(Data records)

....

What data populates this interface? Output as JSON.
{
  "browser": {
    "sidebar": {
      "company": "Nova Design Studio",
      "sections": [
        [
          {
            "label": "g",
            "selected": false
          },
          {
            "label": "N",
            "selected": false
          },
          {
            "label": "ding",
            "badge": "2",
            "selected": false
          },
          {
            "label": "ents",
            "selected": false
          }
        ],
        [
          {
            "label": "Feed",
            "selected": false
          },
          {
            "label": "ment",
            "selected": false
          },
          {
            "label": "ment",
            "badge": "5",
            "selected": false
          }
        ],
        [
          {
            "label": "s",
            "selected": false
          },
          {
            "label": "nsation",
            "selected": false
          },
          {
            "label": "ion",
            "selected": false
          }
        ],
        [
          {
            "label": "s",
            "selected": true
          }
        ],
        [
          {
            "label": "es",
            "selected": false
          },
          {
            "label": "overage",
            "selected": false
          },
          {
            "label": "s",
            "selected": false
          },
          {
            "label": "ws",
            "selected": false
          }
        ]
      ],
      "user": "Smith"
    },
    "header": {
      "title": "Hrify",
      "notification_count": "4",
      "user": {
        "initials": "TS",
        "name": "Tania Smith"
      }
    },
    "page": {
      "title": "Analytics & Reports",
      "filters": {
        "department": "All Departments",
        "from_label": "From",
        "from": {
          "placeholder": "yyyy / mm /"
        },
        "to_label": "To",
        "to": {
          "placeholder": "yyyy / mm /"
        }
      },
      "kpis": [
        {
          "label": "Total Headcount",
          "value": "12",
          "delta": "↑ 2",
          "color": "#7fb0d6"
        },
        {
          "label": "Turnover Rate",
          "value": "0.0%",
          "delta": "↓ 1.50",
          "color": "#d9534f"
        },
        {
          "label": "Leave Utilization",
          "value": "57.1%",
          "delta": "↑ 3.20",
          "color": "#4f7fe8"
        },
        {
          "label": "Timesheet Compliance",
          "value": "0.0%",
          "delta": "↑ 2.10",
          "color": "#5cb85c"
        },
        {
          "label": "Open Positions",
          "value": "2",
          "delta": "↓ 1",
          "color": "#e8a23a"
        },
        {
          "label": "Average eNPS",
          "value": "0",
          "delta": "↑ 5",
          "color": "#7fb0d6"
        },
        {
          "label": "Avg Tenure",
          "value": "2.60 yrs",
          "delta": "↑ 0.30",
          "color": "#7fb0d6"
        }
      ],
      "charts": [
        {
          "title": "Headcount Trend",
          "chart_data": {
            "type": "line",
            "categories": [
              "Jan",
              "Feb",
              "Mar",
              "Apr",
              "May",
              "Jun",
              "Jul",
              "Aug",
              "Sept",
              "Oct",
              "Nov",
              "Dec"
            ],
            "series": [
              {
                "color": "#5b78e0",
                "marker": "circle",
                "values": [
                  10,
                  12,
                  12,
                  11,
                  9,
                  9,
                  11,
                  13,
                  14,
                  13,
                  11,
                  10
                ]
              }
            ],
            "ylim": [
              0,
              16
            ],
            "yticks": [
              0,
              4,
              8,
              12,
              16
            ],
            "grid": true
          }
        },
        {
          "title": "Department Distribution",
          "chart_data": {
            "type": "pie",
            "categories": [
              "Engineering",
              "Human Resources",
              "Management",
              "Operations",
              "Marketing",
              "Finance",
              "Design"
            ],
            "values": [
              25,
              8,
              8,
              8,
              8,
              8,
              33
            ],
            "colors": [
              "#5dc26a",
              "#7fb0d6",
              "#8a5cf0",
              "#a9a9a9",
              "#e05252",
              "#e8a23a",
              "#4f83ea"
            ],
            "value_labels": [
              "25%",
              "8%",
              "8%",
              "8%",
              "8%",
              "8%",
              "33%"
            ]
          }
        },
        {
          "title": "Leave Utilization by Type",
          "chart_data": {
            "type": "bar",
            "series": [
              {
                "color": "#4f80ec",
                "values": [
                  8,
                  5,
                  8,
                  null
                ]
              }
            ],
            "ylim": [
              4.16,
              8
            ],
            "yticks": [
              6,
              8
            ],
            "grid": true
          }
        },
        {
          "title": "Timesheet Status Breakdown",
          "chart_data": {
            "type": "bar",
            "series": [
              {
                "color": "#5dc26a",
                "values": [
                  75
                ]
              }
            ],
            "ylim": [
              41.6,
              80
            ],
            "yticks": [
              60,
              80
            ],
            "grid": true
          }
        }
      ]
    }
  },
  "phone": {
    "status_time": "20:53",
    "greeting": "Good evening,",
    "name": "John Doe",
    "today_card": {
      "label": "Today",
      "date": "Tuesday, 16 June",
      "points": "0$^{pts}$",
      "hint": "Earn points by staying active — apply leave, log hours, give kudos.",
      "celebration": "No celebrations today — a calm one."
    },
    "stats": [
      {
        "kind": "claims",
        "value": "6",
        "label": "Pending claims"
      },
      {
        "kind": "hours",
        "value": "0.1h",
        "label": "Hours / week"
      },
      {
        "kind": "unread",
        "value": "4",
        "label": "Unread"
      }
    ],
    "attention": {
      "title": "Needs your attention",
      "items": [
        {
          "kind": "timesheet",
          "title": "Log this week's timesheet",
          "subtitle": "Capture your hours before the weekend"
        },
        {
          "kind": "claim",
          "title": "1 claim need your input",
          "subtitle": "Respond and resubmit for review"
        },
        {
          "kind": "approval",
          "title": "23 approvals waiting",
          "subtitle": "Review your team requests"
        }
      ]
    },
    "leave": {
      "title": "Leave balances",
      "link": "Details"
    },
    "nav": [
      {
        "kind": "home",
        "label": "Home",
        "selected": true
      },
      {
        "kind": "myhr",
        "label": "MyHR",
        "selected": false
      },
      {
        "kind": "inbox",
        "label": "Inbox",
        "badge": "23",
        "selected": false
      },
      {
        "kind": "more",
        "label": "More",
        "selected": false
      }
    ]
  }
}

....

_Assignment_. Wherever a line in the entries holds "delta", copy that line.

_Reply to the task_.
          "delta": "↑ 2",
          "delta": "↓ 1.50",
          "delta": "↑ 3.20",
          "delta": "↑ 2.10",
          "delta": "↓ 1",
          "delta": "↑ 5",
          "delta": "↑ 0.30",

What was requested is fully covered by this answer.